The 2012 feature film “Little Red Wagon” is based on the true story of Zach Bonner, who was 7 years old in 2004 when Hurricane Charley devastated parts of Florida. Wanting to help, the boy walked his neighborhood with his beat-up red wagon collecting water, blankets, food, and other items for people in need. Other characters in the movie include another young boy and his newly widowed mom. Theirs is the side story, but it was the one that brought me to tears. They face many hardships that force them to live in their car and in various homeless shelters.

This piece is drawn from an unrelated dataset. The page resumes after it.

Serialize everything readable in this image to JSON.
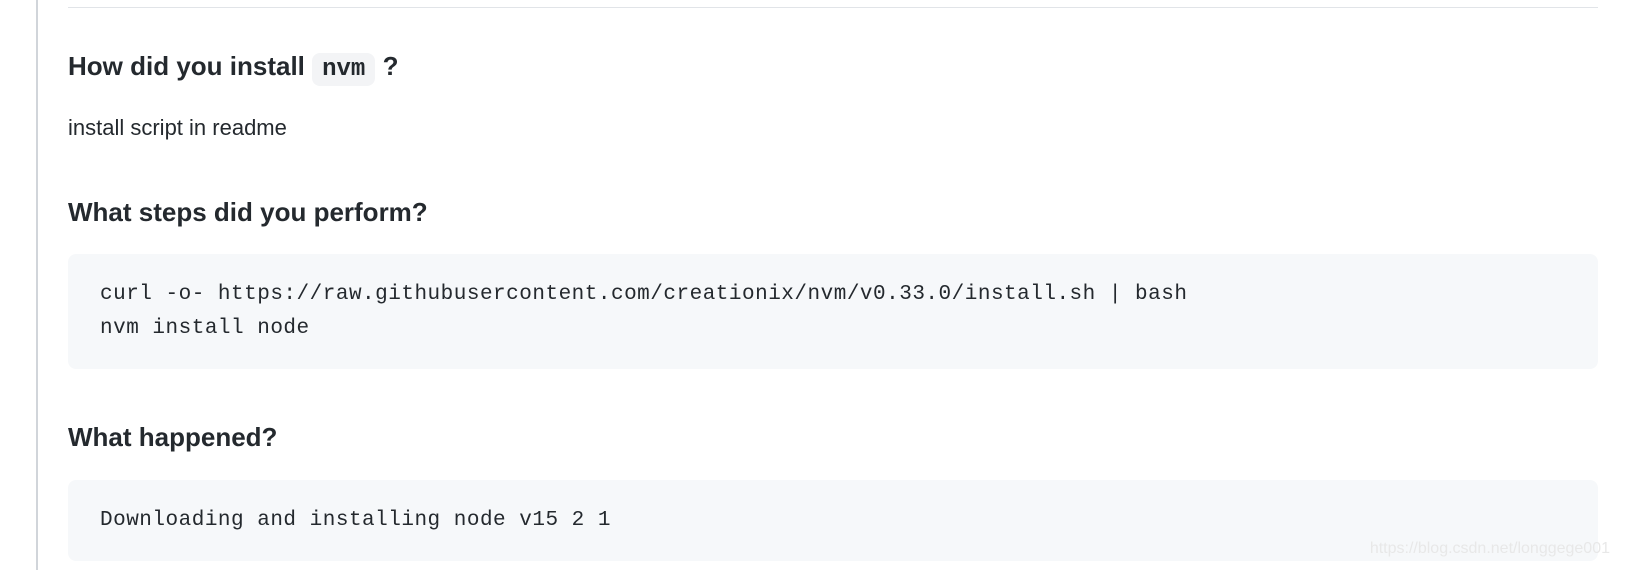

I was struck by life’s random quality and the fact that one tragedy can start a chain of events that makes life dramatically change course. Our cover package this month (Page 78) highlights that reality through interviews with those trying to make changes for the homeless population here. The article also underscores how unforeseen events have left many without a place to call their own. There’s a preconception about who is homeless—mentally ill individuals or those with substance-abuse problems. Actually the majority of the homeless in Orange County are people who suffered job losses or simply could no longer meet the financial obligations to keep their homes. A health crisis, layoff, or change in family structure shifts things quickly. We hope this article will help change the “us vs. them” mentality about homeless people. We found plenty to be optimistic about—success stories, declining numbers of homless people, and a program in Utah that has made a large dent there. It’s easy to believe the problem is overwhelming. But as Zach Bonner and “Little Red Wagon”—the movie and the nonprofit foundation—show, the small steps from even the smallest among us can help.